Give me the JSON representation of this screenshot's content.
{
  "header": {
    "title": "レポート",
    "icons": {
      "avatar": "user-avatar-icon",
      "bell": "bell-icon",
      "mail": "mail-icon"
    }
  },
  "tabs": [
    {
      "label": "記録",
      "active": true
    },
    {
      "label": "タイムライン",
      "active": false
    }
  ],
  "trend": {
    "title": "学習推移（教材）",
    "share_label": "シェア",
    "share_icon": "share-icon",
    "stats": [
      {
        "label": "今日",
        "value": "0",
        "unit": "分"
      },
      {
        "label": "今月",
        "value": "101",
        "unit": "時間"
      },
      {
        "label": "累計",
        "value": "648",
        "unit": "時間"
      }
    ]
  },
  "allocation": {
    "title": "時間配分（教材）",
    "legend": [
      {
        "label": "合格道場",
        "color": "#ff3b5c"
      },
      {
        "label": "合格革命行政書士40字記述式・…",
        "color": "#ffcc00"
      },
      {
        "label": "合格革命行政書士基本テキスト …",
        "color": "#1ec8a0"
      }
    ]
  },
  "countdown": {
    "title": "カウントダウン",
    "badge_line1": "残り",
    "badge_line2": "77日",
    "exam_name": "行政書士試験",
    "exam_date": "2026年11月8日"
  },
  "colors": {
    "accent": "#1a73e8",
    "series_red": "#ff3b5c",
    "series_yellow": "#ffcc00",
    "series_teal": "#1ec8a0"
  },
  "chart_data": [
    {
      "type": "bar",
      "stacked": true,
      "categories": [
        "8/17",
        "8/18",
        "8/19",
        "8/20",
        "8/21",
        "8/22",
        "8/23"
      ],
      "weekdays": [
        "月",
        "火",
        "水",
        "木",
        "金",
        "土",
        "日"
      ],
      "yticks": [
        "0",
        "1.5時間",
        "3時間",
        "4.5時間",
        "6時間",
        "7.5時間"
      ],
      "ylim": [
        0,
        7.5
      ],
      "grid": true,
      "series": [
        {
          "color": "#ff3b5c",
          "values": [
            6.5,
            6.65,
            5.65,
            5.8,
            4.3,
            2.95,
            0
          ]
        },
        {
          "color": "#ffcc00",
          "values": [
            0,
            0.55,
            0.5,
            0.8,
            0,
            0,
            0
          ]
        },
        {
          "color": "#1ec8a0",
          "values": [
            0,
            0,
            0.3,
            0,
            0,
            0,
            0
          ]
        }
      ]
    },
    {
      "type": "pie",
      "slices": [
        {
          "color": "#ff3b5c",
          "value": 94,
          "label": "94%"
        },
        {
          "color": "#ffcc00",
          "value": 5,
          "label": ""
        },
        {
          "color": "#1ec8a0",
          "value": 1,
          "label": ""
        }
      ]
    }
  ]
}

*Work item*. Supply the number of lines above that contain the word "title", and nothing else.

*Result*. 4